• Supplied records:
--*--
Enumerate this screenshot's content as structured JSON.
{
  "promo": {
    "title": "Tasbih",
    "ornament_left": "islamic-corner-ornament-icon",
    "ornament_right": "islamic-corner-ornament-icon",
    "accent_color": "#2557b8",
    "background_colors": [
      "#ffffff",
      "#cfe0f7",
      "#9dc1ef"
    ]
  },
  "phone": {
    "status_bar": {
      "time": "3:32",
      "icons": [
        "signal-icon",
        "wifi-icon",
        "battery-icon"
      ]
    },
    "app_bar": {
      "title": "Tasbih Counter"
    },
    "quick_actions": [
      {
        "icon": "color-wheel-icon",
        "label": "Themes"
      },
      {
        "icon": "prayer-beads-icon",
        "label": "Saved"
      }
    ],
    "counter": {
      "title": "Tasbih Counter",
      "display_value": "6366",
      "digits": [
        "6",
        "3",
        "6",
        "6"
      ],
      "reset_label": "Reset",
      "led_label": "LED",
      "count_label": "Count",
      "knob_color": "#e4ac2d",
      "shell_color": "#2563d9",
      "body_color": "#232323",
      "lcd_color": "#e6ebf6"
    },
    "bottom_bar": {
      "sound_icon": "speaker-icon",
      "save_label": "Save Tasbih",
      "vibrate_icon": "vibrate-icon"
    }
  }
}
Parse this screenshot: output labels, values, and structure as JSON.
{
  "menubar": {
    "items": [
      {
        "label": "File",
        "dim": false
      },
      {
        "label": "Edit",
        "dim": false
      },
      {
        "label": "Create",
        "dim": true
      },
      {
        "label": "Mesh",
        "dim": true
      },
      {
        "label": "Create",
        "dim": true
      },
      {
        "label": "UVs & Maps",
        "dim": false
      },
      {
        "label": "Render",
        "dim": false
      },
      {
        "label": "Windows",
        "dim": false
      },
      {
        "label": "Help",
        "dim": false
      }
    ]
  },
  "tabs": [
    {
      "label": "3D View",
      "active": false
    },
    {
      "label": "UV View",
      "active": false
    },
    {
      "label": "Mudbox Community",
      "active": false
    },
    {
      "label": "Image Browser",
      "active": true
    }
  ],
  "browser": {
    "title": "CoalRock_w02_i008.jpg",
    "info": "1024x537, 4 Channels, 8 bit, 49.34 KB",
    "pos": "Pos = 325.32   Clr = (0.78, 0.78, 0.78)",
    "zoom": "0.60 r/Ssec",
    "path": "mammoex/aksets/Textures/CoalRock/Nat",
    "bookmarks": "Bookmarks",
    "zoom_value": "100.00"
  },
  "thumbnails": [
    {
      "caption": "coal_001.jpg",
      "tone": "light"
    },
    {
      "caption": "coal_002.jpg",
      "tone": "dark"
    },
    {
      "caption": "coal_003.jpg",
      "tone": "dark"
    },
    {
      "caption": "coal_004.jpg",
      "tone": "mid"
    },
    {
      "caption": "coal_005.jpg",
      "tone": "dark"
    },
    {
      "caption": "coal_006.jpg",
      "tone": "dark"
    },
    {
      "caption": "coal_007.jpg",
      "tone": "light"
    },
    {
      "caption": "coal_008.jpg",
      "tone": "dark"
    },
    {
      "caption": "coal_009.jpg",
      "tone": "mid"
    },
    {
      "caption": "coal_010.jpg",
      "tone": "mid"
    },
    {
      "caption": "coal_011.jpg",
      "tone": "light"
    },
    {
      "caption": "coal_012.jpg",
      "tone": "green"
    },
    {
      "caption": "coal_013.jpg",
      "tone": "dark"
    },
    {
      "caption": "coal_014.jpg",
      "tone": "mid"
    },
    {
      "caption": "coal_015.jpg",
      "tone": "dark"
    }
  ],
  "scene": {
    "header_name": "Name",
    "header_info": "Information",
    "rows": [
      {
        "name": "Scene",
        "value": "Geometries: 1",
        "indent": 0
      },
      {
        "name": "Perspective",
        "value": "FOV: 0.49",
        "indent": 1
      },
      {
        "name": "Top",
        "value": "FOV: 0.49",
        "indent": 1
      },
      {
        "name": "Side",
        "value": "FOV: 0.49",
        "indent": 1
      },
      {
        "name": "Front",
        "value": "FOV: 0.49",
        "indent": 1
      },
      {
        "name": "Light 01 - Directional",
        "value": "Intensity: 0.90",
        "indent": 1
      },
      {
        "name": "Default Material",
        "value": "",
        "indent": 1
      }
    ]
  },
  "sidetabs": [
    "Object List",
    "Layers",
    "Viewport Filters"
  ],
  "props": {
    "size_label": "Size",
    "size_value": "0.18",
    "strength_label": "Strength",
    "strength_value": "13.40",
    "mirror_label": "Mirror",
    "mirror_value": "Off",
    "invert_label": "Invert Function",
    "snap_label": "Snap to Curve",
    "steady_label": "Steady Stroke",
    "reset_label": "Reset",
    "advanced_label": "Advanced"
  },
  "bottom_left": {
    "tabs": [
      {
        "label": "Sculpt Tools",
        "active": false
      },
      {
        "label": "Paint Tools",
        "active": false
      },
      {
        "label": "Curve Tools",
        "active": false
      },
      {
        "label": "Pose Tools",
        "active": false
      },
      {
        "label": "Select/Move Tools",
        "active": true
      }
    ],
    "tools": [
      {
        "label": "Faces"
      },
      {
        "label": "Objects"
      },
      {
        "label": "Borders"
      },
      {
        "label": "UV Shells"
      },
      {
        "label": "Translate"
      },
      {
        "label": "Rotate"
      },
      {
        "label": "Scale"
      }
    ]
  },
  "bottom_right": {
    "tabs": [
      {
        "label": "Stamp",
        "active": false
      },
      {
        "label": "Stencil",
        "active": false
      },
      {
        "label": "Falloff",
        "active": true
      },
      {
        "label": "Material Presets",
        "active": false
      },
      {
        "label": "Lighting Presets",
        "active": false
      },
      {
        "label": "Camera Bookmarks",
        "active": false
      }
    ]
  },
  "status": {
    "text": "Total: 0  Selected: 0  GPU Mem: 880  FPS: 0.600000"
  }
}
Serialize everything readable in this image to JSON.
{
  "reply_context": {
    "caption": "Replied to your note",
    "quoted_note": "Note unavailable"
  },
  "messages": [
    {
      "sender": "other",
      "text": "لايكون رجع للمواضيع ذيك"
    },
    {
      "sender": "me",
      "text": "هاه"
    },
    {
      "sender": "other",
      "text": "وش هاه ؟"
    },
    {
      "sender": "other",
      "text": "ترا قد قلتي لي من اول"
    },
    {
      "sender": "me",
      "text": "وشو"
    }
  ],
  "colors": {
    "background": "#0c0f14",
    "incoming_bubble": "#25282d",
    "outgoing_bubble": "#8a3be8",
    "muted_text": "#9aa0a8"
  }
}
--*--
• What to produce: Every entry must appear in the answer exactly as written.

• Finished task:
Enumerate this screenshot's content as structured JSON.
{
  "promo": {
    "title": "Tasbih",
    "ornament_left": "islamic-corner-ornament-icon",
    "ornament_right": "islamic-corner-ornament-icon",
    "accent_color": "#2557b8",
    "background_colors": [
      "#ffffff",
      "#cfe0f7",
      "#9dc1ef"
    ]
  },
  "phone": {
    "status_bar": {
      "time": "3:32",
      "icons": [
        "signal-icon",
        "wifi-icon",
        "battery-icon"
      ]
    },
    "app_bar": {
      "title": "Tasbih Counter"
    },
    "quick_actions": [
      {
        "icon": "color-wheel-icon",
        "label": "Themes"
      },
      {
        "icon": "prayer-beads-icon",
        "label": "Saved"
      }
    ],
    "counter": {
      "title": "Tasbih Counter",
      "display_value": "6366",
      "digits": [
        "6",
        "3",
        "6",
        "6"
      ],
      "reset_label": "Reset",
      "led_label": "LED",
      "count_label": "Count",
      "knob_color": "#e4ac2d",
      "shell_color": "#2563d9",
      "body_color": "#232323",
      "lcd_color": "#e6ebf6"
    },
    "bottom_bar": {
      "sound_icon": "speaker-icon",
      "save_label": "Save Tasbih",
      "vibrate_icon": "vibrate-icon"
    }
  }
}
Parse this screenshot: output labels, values, and structure as JSON.
{
  "menubar": {
    "items": [
      {
        "label": "File",
        "dim": false
      },
      {
        "label": "Edit",
        "dim": false
      },
      {
        "label": "Create",
        "dim": true
      },
      {
        "label": "Mesh",
        "dim": true
      },
      {
        "label": "Create",
        "dim": true
      },
      {
        "label": "UVs & Maps",
        "dim": false
      },
      {
        "label": "Render",
        "dim": false
      },
      {
        "label": "Windows",
        "dim": false
      },
      {
        "label": "Help",
        "dim": false
      }
    ]
  },
  "tabs": [
    {
      "label": "3D View",
      "active": false
    },
    {
      "label": "UV View",
      "active": false
    },
    {
      "label": "Mudbox Community",
      "active": false
    },
    {
      "label": "Image Browser",
      "active": true
    }
  ],
  "browser": {
    "title": "CoalRock_w02_i008.jpg",
    "info": "1024x537, 4 Channels, 8 bit, 49.34 KB",
    "pos": "Pos = 325.32   Clr = (0.78, 0.78, 0.78)",
    "zoom": "0.60 r/Ssec",
    "path": "mammoex/aksets/Textures/CoalRock/Nat",
    "bookmarks": "Bookmarks",
    "zoom_value": "100.00"
  },
  "thumbnails": [
    {
      "caption": "coal_001.jpg",
      "tone": "light"
    },
    {
      "caption": "coal_002.jpg",
      "tone": "dark"
    },
    {
      "caption": "coal_003.jpg",
      "tone": "dark"
    },
    {
      "caption": "coal_004.jpg",
      "tone": "mid"
    },
    {
      "caption": "coal_005.jpg",
      "tone": "dark"
    },
    {
      "caption": "coal_006.jpg",
      "tone": "dark"
    },
    {
      "caption": "coal_007.jpg",
      "tone": "light"
    },
    {
      "caption": "coal_008.jpg",
      "tone": "dark"
    },
    {
      "caption": "coal_009.jpg",
      "tone": "mid"
    },
    {
      "caption": "coal_010.jpg",
      "tone": "mid"
    },
    {
      "caption": "coal_011.jpg",
      "tone": "light"
    },
    {
      "caption": "coal_012.jpg",
      "tone": "green"
    },
    {
      "caption": "coal_013.jpg",
      "tone": "dark"
    },
    {
      "caption": "coal_014.jpg",
      "tone": "mid"
    },
    {
      "caption": "coal_015.jpg",
      "tone": "dark"
    }
  ],
  "scene": {
    "header_name": "Name",
    "header_info": "Information",
    "rows": [
      {
        "name": "Scene",
        "value": "Geometries: 1",
        "indent": 0
      },
      {
        "name": "Perspective",
        "value": "FOV: 0.49",
        "indent": 1
      },
      {
        "name": "Top",
        "value": "FOV: 0.49",
        "indent": 1
      },
      {
        "name": "Side",
        "value": "FOV: 0.49",
        "indent": 1
      },
      {
        "name": "Front",
        "value": "FOV: 0.49",
        "indent": 1
      },
      {
        "name": "Light 01 - Directional",
        "value": "Intensity: 0.90",
        "indent": 1
      },
      {
        "name": "Default Material",
        "value": "",
        "indent": 1
      }
    ]
  },
  "sidetabs": [
    "Object List",
    "Layers",
    "Viewport Filters"
  ],
  "props": {
    "size_label": "Size",
    "size_value": "0.18",
    "strength_label": "Strength",
    "strength_value": "13.40",
    "mirror_label": "Mirror",
    "mirror_value": "Off",
    "invert_label": "Invert Function",
    "snap_label": "Snap to Curve",
    "steady_label": "Steady Stroke",
    "reset_label": "Reset",
    "advanced_label": "Advanced"
  },
  "bottom_left": {
    "tabs": [
      {
        "label": "Sculpt Tools",
        "active": false
      },
      {
        "label": "Paint Tools",
        "active": false
      },
      {
        "label": "Curve Tools",
        "active": false
      },
      {
        "label": "Pose Tools",
        "active": false
      },
      {
        "label": "Select/Move Tools",
        "active": true
      }
    ],
    "tools": [
      {
        "label": "Faces"
      },
      {
        "label": "Objects"
      },
      {
        "label": "Borders"
      },
      {
        "label": "UV Shells"
      },
      {
        "label": "Translate"
      },
      {
        "label": "Rotate"
      },
      {
        "label": "Scale"
      }
    ]
  },
  "bottom_right": {
    "tabs": [
      {
        "label": "Stamp",
        "active": false
      },
      {
        "label": "Stencil",
        "active": false
      },
      {
        "label": "Falloff",
        "active": true
      },
      {
        "label": "Material Presets",
        "active": false
      },
      {
        "label": "Lighting Presets",
        "active": false
      },
      {
        "label": "Camera Bookmarks",
        "active": false
      }
    ]
  },
  "status": {
    "text": "Total: 0  Selected: 0  GPU Mem: 880  FPS: 0.600000"
  }
}
Serialize everything readable in this image to JSON.
{
  "reply_context": {
    "caption": "Replied to your note",
    "quoted_note": "Note unavailable"
  },
  "messages": [
    {
      "sender": "other",
      "text": "لايكون رجع للمواضيع ذيك"
    },
    {
      "sender": "me",
      "text": "هاه"
    },
    {
      "sender": "other",
      "text": "وش هاه ؟"
    },
    {
      "sender": "other",
      "text": "ترا قد قلتي لي من اول"
    },
    {
      "sender": "me",
      "text": "وشو"
    }
  ],
  "colors": {
    "background": "#0c0f14",
    "incoming_bubble": "#25282d",
    "outgoing_bubble": "#8a3be8",
    "muted_text": "#9aa0a8"
  }
}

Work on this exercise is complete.